The mass squared shape of each resonance, is described by the function . In most cases this is a Breit-Wigner (BW) amplitude. When a decay channel opens close to the resonant mass, complications arise, since the proximity of the second threshold distorts the line shape of the amplitude. The can decay to either or . While the channel opens at much lower masses, the decay channel opens near the resonance mass. Thus, for the we use a Flatté model  that takes into account these coupled channels.
We describe the BW amplitude for a resonance decaying into two spin-0 particles, labeled as 2 and 3, as
where is the resonance mass, is its energy-dependent width that is parametrized as
Here is the decay width when the invariant mass of the daughter combinations is equal to .
The Flatté mass shape is parametrized as
where the constants and are the couplings to and final states, respectively. The factors are given by Lorentz-invariant phase space
For non-resonant processes, the amplitude is constant over the variables and , but has an angular dependence due to the decay. The amplitude is derived from Eq. (5), assuming that the non-resonant contribution is an S-wave (i.e. , ) and is uniform in phase space (i.e. ),
4.2 Detection efficiency
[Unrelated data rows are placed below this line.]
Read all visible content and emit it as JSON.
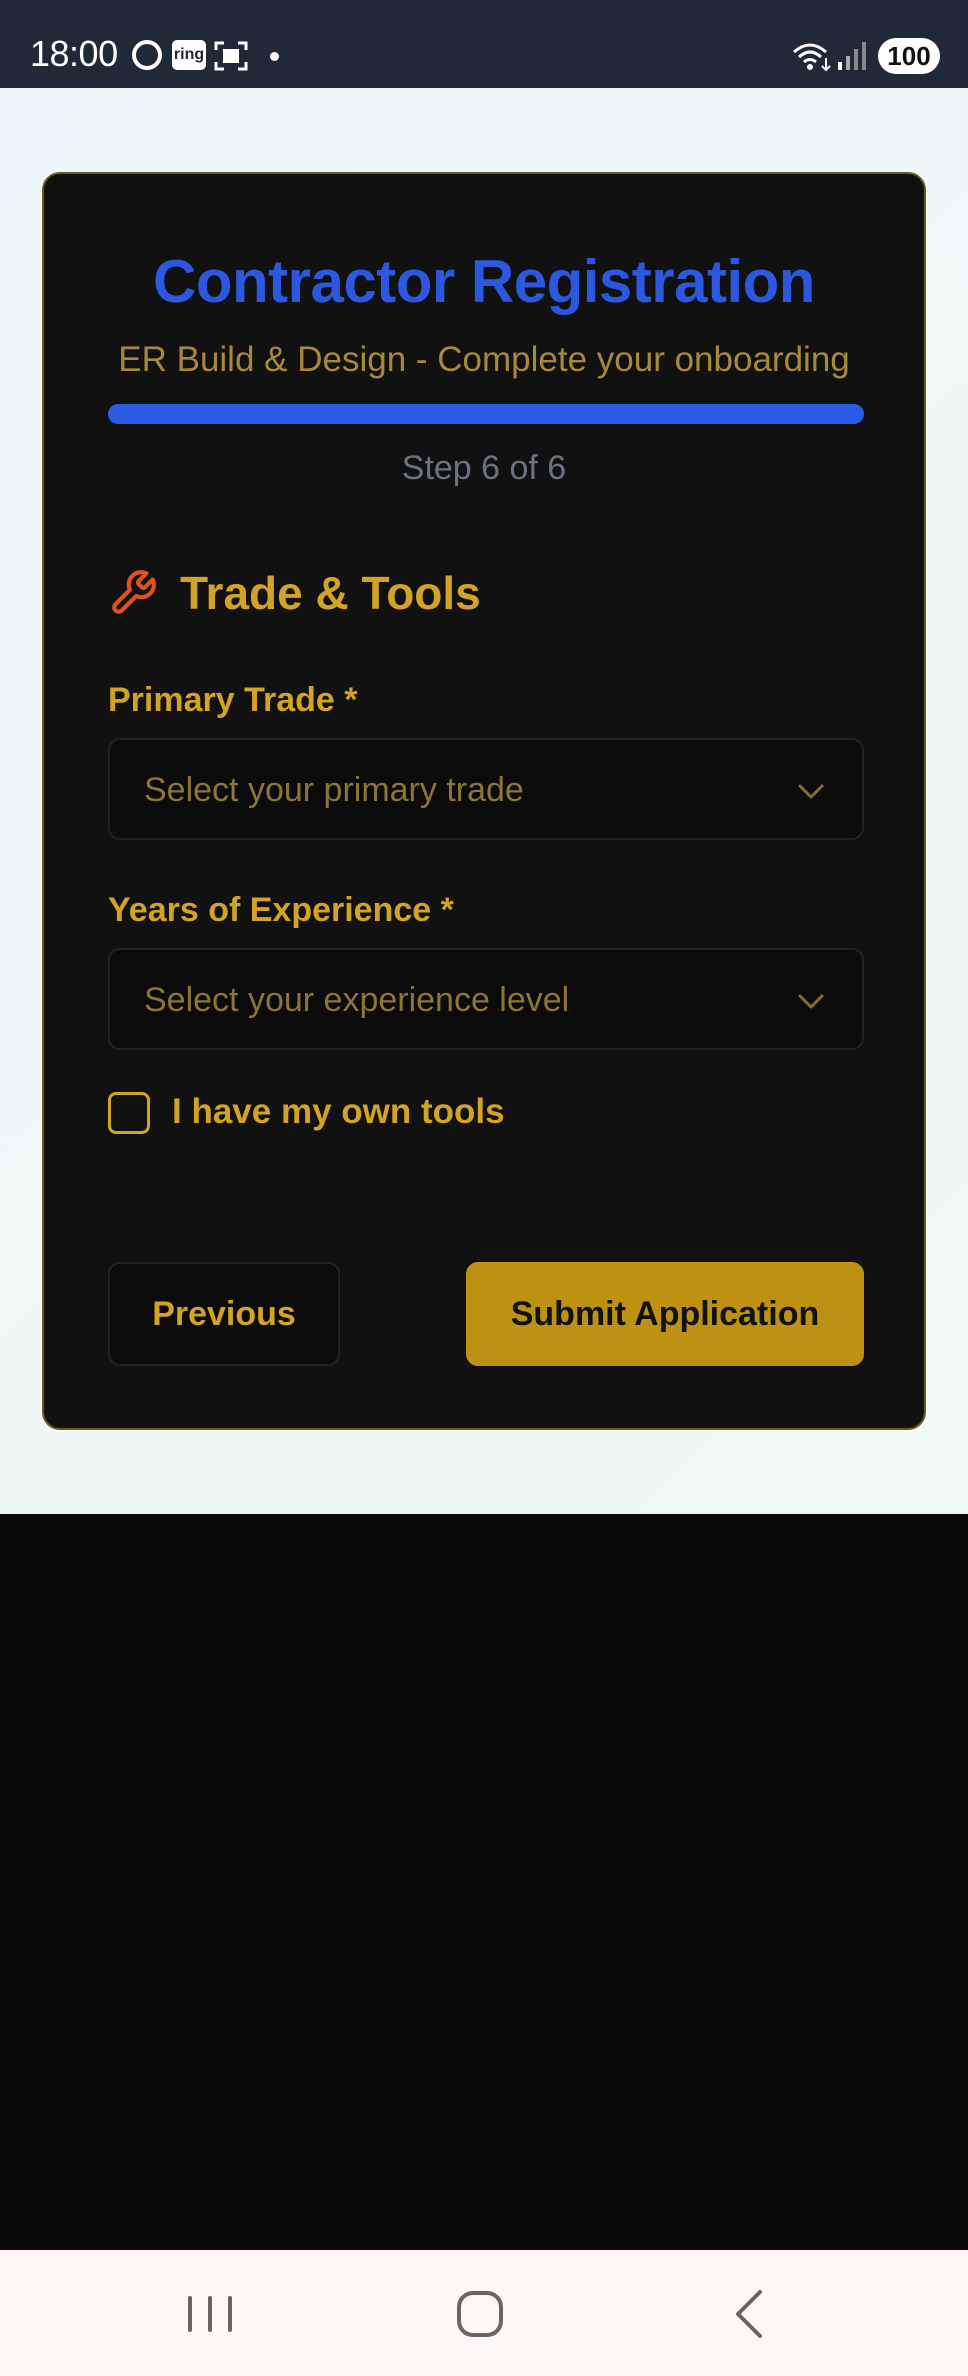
{
  "status_bar": {
    "time": "18:00",
    "ring_badge": "ring",
    "battery": "100",
    "icons": [
      "ring-app-icon",
      "ring-badge-icon",
      "screenshot-icon",
      "notification-dot-icon",
      "wifi-icon",
      "signal-icon",
      "battery-icon"
    ]
  },
  "header": {
    "title": "Contractor Registration",
    "subtitle": "ER Build & Design - Complete your onboarding",
    "progress_fraction": 1.0,
    "step_text": "Step 6 of 6"
  },
  "section": {
    "icon": "wrench-icon",
    "title": "Trade & Tools"
  },
  "fields": {
    "primary_trade": {
      "label": "Primary Trade *",
      "placeholder": "Select your primary trade"
    },
    "experience": {
      "label": "Years of Experience *",
      "placeholder": "Select your experience level"
    },
    "own_tools": {
      "label": "I have my own tools",
      "checked": false
    }
  },
  "actions": {
    "previous": "Previous",
    "submit": "Submit Application"
  },
  "colors": {
    "accent_gold": "#d2a324",
    "title_blue": "#2c58e0",
    "progress_blue": "#2b5ce8",
    "submit_bg": "#bd9213",
    "card_bg": "#111111"
  },
  "nav_bar": {
    "icons": [
      "recent-apps-icon",
      "home-icon",
      "back-icon"
    ]
  }
}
The detection efficiency is determined from a phase space simulation sample containing events with . We also use a separate sample of events. The and \ptdistributions of the generated mesons are weighted to match the distributions found using data. The simulation is also corrected by weighting for difference between the simulated kaon detection efficiencies and the measured ones determined by using a sample of events.
Next we describe the efficiency in terms of the analysis variables. Both and range from 12.5 to 24.0 , where is defined below, and thus are centered at . We model the detection efficiency using the dimensionless symmetric Dalitz plot observables
and the angular variable . The observables and are related to as
To parametrize this efficiency, we fit the distributions of the and simulation samples in bins of with the function
giving values of as a function of . The resulting distribution, shown in Fig. 7, is described by an exponential function